## EXERCISE DETAILS
What lines in this listing contain the string "Daily"? Report each one by copying it.

━━━━━━

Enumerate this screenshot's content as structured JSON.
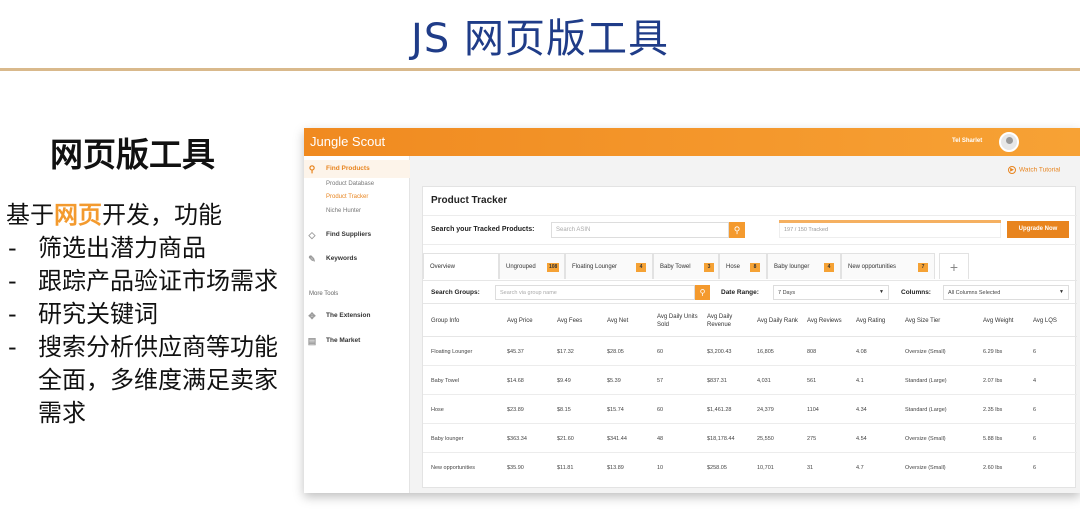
{
  "slide": {
    "title": "JS 网页版工具",
    "left_heading": "网页版工具",
    "intro_before": "基于",
    "intro_highlight": "网页",
    "intro_after": "开发，功能",
    "bullets": [
      "筛选出潜力商品",
      "跟踪产品验证市场需求",
      "研究关键词",
      "搜索分析供应商等功能全面，多维度满足卖家需求"
    ]
  },
  "app": {
    "brand": "Jungle Scout",
    "user_name": "Tel Sharlet",
    "watch_tutorial": "Watch Tutorial",
    "sidebar": {
      "find_products": "Find Products",
      "sub_items": [
        "Product Database",
        "Product Tracker",
        "Niche Hunter"
      ],
      "find_suppliers": "Find Suppliers",
      "keywords": "Keywords",
      "more_tools": "More Tools",
      "the_extension": "The Extension",
      "the_market": "The Market"
    },
    "page_title": "Product Tracker",
    "search": {
      "label": "Search your Tracked Products:",
      "placeholder": "Search ASIN",
      "tracker_text": "197 / 150 Tracked",
      "upgrade": "Upgrade Now"
    },
    "tabs": [
      {
        "label": "Overview",
        "badge": ""
      },
      {
        "label": "Ungrouped",
        "badge": "108"
      },
      {
        "label": "Floating Lounger",
        "badge": "4"
      },
      {
        "label": "Baby Towel",
        "badge": "3"
      },
      {
        "label": "Hose",
        "badge": "8"
      },
      {
        "label": "Baby lounger",
        "badge": "4"
      },
      {
        "label": "New opportunities",
        "badge": "7"
      }
    ],
    "filters": {
      "search_groups_label": "Search Groups:",
      "search_groups_placeholder": "Search via group name",
      "date_range_label": "Date Range:",
      "date_range_value": "7 Days",
      "columns_label": "Columns:",
      "columns_value": "All Columns Selected"
    },
    "table": {
      "headers": [
        "Group Info",
        "Avg Price",
        "Avg Fees",
        "Avg Net",
        "Avg Daily Units Sold",
        "Avg Daily Revenue",
        "Avg Daily Rank",
        "Avg Reviews",
        "Avg Rating",
        "Avg Size Tier",
        "Avg Weight",
        "Avg LQS"
      ],
      "rows": [
        [
          "Floating Lounger",
          "$45.37",
          "$17.32",
          "$28.05",
          "60",
          "$3,200.43",
          "16,805",
          "808",
          "4.08",
          "Oversize (Small)",
          "6.29 lbs",
          "6"
        ],
        [
          "Baby Towel",
          "$14.68",
          "$9.49",
          "$5.39",
          "57",
          "$837.31",
          "4,031",
          "561",
          "4.1",
          "Standard (Large)",
          "2.07 lbs",
          "4"
        ],
        [
          "Hose",
          "$23.89",
          "$8.15",
          "$15.74",
          "60",
          "$1,461.28",
          "24,379",
          "1104",
          "4.34",
          "Standard (Large)",
          "2.35 lbs",
          "6"
        ],
        [
          "Baby lounger",
          "$363.34",
          "$21.60",
          "$341.44",
          "48",
          "$18,178.44",
          "25,550",
          "275",
          "4.54",
          "Oversize (Small)",
          "5.88 lbs",
          "6"
        ],
        [
          "New opportunities",
          "$35.90",
          "$11.81",
          "$13.89",
          "10",
          "$258.05",
          "10,701",
          "31",
          "4.7",
          "Oversize (Small)",
          "2.60 lbs",
          "6"
        ]
      ]
    }
  }
}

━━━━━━

## RESULT OF THE EXERCISE
        "Avg Daily Units Sold",
        "Avg Daily Revenue",
        "Avg Daily Rank",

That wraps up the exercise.